Organisations must take swift action to resolve equal pay disputes, or risk facing protests and potential legal action from unhappy members of staff, experts have warned, following two days of widespread public sector strikes across the city of Glasgow.
An estimated 8,000 carers and service workers participated in the strike, thought to be one of the largest ever in the UK, in protest over a perceived lack of progress made by the city council in settling an equal pay claim over the underpayment of an estimated 12,000 staff.
The row dates back to 2006, when the council introduced a job evaluation scheme that sought to ensure men and women received equal pay. However, the scheme included a three-year payment protection provision for male workers who lost bonuses as a result, which meant female workers being paid less than their male counterparts in jobs deemed to be of equal value.
Paul Holcroft, associate director at Croner, told People Management the large costs involved in historical equal pay claims could deter organisations from addressing issues swiftly, but warned the scrapping of tribunal fees in 2017 could leave employers more susceptible to legal action from staff.
“The difficulty for employers is that employees who don’t feel they are being listened to, or where the matter is not resolved to their satisfaction, can seek a ‘free’ legal outcome,” he said.
“Additionally, because many of these cases relate to historic concerns or pay schemes which have since been replaced, many organisations are likely to struggle with the overall cost of resolving these claims. Therefore, they may shy away from addressing this initially, to avoid opening the floodgates to similar claims.”

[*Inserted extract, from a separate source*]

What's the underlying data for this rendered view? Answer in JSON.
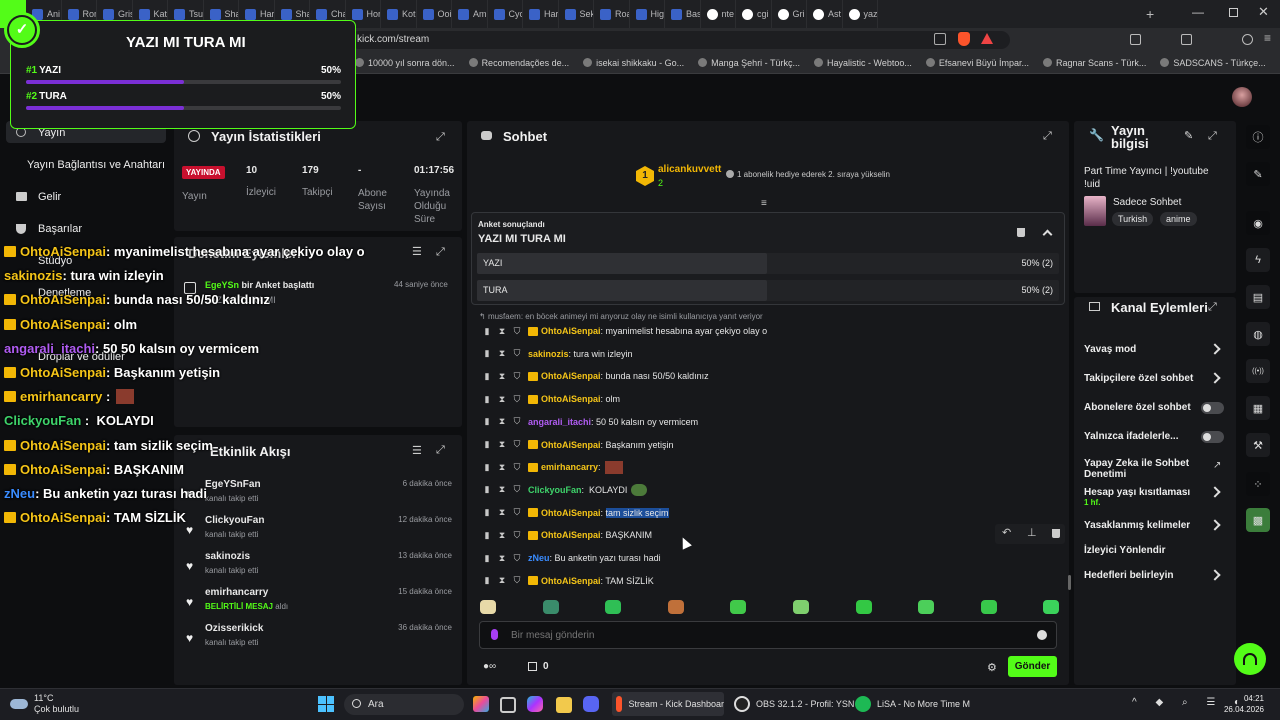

Lawyers have estimated settling the equal pay claims could cost Glasgow City Council anything between £500m and £1bn. In 2012, Birmingham City Council paid a settlement of more than £757m after the Supreme Court upheld equal pay claims brought by employees working in traditionally female roles.
The BBC also came under renewed fire over equal pay, after a damning report published today by the digital, culture, media and sport (DCMS) select committee suggested women working at the corporation were still earning less than their male counterparts despite working in comparable jobs.
The report, which called for an end to ‘invidious’ pay cultures, highlighted serious shortcomings in pay reform procedures, including a grievance process that can take more than a year to conclude.
A spokesperson from the BBC criticised the report for being “out of date”, but the chair of the DCMS committee Damian Collins MP said the organisation had failed to “advance equality of opportunity,” and was unable to explain why or how pay discrimination had been left unchallenged for so long.
“The BBC must take urgent action now if it is to restore its reputation on equal pay and win back the trust of staff,” he said.
“There must be a reduction in the time taken to resolve grievances.”